Whenever an image turns up, omit it and return the remaining data exactly.

** Opening TASK DATA block **

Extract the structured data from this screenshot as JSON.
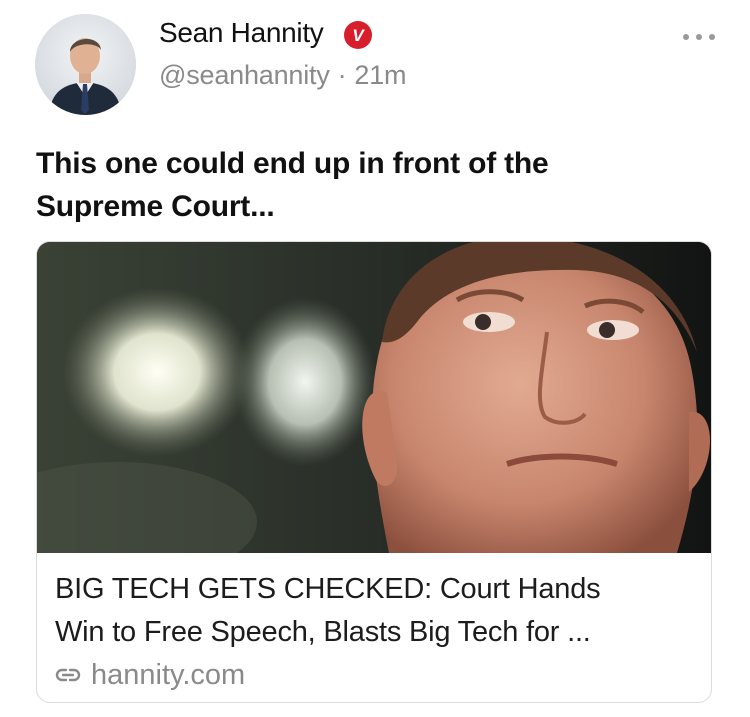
{
  "author": {
    "display_name": "Sean Hannity",
    "verified_badge_letter": "V",
    "handle": "@seanhannity",
    "separator": "·",
    "timestamp": "21m"
  },
  "tweet": {
    "text": "This one could end up in front of the Supreme Court..."
  },
  "link_card": {
    "title_line1": "BIG TECH GETS CHECKED: Court Hands",
    "title_line2": "Win to Free Speech, Blasts Big Tech for ...",
    "domain": "hannity.com"
  },
  "colors": {
    "text_primary": "#111111",
    "text_secondary": "#8a8a8a",
    "verified_badge": "#d81e2c",
    "card_border": "#dcdcdc"
  },
  "icons": {
    "more": "more-horizontal-icon",
    "link": "link-chain-icon",
    "verified": "verified-badge-icon"
  }
}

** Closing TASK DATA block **

> [FINAL ANSWER]
Extract the structured data from this screenshot as JSON.
{
  "author": {
    "display_name": "Sean Hannity",
    "verified_badge_letter": "V",
    "handle": "@seanhannity",
    "separator": "·",
    "timestamp": "21m"
  },
  "tweet": {
    "text": "This one could end up in front of the Supreme Court..."
  },
  "link_card": {
    "title_line1": "BIG TECH GETS CHECKED: Court Hands",
    "title_line2": "Win to Free Speech, Blasts Big Tech for ...",
    "domain": "hannity.com"
  },
  "colors": {
    "text_primary": "#111111",
    "text_secondary": "#8a8a8a",
    "verified_badge": "#d81e2c",
    "card_border": "#dcdcdc"
  },
  "icons": {
    "more": "more-horizontal-icon",
    "link": "link-chain-icon",
    "verified": "verified-badge-icon"
  }
}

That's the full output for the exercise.